Engaging local electors is getting harder, especially when one considers how rapidly our lifestyles are changing. The power of social media today has trumped, no pun intended, any other form of engagement or marketing. The rate at which portals such as Facebook and Twitter, now even Instagram, have been growing is almost absurd. The idea behind them, in reality, is to bring people closer together from all corners of the world, which at face value is a very genuine idea. However, politics can be said to have ‘lost’ as much as it has ‘gained’ from this rapid growth. The reality is that few understand the power of influence that they possess when tweeting or writing a post on Facebook. It is much easier to have a negative impact on a post, rather than a positive one, subjectively speaking. Nonetheless, we have to start looking beyond Social Media to engage people in local elections.

If one had to take a closer look at the trends of voting in elections – it has significantly gone down after the developments made recently in Social Media. In my opinion, this is no coincidence. Politicians are right to invest heavily in their social media strategies to attract their constituencies, especially but not only, the younger voters. However, it is very wrong of them to base their whole campaign around social media. As our lives become more and more digitalised, and the Internet contributing to the world becoming a Global Village, we have seen a sharp decrease in human contact. When it comes to politics, this is one of the most critical factors that can make or break a politician. Establishing a relationship with your voters and understanding them personally will work wonders towards the future of any politician. This is almost more important when it comes to local elections. These elections are relatively different to national elections in the sense that when you are dealing with a country or locality, there is more of a sense of passion and dedication towards the hometown.

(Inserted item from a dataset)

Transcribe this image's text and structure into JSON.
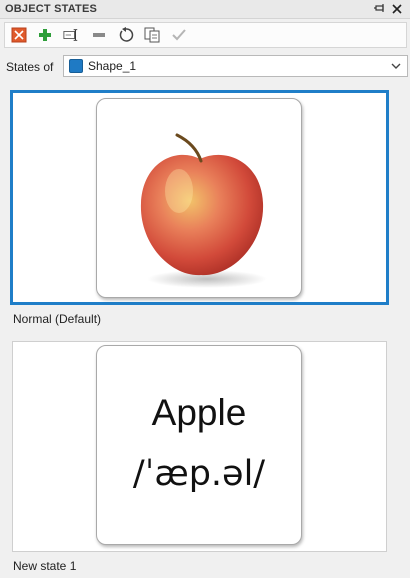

Consequently, a different approach needs to be taken. There is no better way to engage with local electors than, physically meeting them up and visiting their homes. Understandably there needs to be a sense of proportionality according to the size of the locality. However, speaking to people directly and individually will make them feel more valued than any other Tweet or Facebook Post could ever make them feel as such. This does not mean that Social Media is not invested in or neglected, but the focus must change in truth. When people are approached personally by the people who will be running to represent them, they are more likely to feel a sense of responsibility to vote for them. Thus, if any politicians are reading this article, I am firmly of the belief that personal contact is much more likely to be rewarding than any investment in social media.

Especially at a local level, building strong foundations with your electorate is paramount. This will help the politician even in cases whereby he goes onto greater scales of representation such as national elections. The relationships he would have built back home end up being a catalyst for his or her election. Ultimately, while Social Media is growing at a rapid rate, and so is the number of people using it, one has to keep in mind that there is no place like home. There is no place better to meet a person, discuss ideas and give the necessary assurances, then at his/her home. The idea that Social Media is the only significant marketplace for an election has to be redesigned.

26 February 2018
This text was published in Bullseye issue 71